So here are the performance results:

500 multiplications calculated by managed code only: 0.95 seconds
500 calls to RLPLite, everytime executing one multiplication: 0.17 seconds

Running the whole loop on native code (compiled with -O3):
5,000: 0.0095 seconds
50,000: 0.061 seconds
500,000: 0.58 seconds
1,000,000: 1.15 seconds

To see the difference between code-optimization I recompiled with -O0 and reexecuted the last run:
1,000,000: 1.30 seconds

I bet you can utilize some assembly coding and even make it even faster.

As I have only the lite version of µVision I can’t check how the assembly looks like. But the code Yagarto produced was using the DSP instructions like Multiply-Accumulate, so I’m not sure whether I could improve it myself.
The only thing I can tell about the µVision code is that the function executing the multiplication has a size of 216 bytes.

But due to my laziness, the actual multiplication is executed in a seperate function, called once every iteration in the loop. So by making the calculation within the loop I could get rid of all the register pushs/pops, as well as the jmp/return.

As soon as I have some more code to show I’m gonna publish what I have so far.

I just realized, that the function containing the loop has a size of 242 bytes, so it seems µVision put the code inside the loop by itself :slight_smile:

Yes, it seems that either my compiler or linker settings are wrong.

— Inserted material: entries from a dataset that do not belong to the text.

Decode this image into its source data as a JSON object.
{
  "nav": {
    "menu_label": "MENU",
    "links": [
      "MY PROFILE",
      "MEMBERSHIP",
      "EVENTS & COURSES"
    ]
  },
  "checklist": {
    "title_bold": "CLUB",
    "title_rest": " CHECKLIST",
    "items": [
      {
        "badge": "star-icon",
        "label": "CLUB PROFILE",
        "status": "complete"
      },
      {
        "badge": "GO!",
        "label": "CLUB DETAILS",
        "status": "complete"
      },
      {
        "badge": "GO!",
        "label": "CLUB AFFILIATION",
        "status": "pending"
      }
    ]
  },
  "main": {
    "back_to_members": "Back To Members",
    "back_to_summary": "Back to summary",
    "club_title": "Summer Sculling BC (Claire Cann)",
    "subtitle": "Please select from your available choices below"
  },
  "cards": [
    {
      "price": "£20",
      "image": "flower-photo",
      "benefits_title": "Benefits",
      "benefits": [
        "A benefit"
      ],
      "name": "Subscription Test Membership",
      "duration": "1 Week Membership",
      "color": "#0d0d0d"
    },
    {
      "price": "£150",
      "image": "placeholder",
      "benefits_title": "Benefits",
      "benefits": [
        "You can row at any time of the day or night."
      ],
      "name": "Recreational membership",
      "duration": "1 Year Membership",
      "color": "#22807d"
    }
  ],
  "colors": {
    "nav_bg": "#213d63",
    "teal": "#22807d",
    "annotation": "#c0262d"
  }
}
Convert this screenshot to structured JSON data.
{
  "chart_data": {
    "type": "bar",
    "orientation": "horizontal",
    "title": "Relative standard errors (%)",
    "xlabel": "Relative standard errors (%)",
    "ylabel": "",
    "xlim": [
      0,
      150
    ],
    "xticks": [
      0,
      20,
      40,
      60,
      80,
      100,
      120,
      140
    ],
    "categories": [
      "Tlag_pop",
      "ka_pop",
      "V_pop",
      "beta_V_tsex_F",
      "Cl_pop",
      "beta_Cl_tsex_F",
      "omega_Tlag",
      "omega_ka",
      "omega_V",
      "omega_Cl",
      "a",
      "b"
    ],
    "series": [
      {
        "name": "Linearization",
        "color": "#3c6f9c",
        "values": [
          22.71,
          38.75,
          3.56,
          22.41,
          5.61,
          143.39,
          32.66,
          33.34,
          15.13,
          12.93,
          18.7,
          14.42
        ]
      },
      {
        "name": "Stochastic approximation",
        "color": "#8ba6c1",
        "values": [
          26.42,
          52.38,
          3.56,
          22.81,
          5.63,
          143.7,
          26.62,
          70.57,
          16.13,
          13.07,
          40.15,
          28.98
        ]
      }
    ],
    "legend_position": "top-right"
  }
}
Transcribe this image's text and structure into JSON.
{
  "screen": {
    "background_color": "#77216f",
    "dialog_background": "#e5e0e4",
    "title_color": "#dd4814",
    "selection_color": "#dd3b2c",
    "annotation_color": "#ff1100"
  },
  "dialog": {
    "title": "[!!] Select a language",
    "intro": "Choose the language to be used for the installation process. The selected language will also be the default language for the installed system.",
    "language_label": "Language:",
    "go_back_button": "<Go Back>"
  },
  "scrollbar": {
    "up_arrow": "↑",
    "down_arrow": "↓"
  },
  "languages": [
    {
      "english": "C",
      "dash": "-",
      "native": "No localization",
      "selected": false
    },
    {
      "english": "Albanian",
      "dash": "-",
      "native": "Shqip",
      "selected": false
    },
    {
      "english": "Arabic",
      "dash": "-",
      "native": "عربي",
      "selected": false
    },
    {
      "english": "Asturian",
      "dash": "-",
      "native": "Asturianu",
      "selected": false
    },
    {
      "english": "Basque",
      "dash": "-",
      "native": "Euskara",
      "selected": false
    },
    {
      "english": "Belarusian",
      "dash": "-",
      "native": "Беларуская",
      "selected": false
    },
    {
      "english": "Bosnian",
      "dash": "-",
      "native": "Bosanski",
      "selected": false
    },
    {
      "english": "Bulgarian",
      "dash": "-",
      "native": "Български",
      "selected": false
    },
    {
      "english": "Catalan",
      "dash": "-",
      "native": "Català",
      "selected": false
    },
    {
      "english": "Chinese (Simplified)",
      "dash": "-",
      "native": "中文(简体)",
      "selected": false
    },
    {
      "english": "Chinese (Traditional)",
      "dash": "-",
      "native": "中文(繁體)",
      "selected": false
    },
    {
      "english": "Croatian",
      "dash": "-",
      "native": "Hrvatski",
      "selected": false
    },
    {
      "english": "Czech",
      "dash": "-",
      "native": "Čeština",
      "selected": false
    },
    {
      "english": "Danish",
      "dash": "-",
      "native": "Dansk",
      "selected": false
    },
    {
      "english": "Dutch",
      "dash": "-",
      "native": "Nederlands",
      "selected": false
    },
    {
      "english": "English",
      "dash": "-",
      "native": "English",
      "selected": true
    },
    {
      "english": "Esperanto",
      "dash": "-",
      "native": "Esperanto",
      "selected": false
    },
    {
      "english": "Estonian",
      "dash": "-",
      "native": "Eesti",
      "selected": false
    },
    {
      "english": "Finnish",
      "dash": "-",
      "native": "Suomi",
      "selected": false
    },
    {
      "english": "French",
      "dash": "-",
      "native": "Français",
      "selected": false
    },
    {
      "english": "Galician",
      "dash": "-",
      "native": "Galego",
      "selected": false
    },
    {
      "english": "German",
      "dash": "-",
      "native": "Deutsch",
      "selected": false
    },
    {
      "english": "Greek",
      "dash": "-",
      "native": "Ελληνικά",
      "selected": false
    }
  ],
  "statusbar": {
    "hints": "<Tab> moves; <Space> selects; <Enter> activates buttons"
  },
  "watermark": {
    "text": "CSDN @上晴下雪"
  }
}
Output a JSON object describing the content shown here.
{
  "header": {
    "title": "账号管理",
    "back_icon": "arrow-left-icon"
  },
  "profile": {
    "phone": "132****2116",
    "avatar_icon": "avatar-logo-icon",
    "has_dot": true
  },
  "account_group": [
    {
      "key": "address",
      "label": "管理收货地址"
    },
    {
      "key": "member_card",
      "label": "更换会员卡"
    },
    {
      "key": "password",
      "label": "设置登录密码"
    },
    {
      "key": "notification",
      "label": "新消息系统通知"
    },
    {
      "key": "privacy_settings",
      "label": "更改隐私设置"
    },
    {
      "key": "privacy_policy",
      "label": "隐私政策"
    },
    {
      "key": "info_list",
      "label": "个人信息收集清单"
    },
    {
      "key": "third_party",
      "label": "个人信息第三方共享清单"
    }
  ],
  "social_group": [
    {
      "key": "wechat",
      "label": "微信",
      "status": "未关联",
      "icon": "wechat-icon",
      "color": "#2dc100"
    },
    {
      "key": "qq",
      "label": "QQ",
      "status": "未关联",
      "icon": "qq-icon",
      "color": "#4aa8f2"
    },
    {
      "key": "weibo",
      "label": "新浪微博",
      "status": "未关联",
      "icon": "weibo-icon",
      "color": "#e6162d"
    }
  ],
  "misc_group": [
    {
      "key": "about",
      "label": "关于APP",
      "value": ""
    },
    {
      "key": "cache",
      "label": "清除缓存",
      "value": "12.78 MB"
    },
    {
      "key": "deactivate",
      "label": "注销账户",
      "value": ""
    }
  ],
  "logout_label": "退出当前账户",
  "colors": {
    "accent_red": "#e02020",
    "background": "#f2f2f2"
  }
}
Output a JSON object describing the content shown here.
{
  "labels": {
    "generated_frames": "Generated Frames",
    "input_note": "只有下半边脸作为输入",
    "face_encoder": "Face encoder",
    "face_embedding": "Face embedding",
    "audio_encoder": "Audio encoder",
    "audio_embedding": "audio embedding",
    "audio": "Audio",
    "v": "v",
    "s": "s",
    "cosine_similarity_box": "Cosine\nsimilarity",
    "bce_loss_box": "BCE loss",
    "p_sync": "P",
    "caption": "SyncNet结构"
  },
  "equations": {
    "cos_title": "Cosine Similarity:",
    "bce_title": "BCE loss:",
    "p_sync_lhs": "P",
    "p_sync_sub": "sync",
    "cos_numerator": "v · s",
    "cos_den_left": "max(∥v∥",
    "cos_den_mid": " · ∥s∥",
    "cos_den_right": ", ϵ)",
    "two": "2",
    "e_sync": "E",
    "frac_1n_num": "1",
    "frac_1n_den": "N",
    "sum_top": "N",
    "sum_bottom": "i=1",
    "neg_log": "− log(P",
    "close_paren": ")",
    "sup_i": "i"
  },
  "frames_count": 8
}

I think the next thing I do is to write a ‘custom tool’ for visual studio which automatically updates my function addresses after a build, cause right now I’m getting tired of reading .map files and applying the new offsets.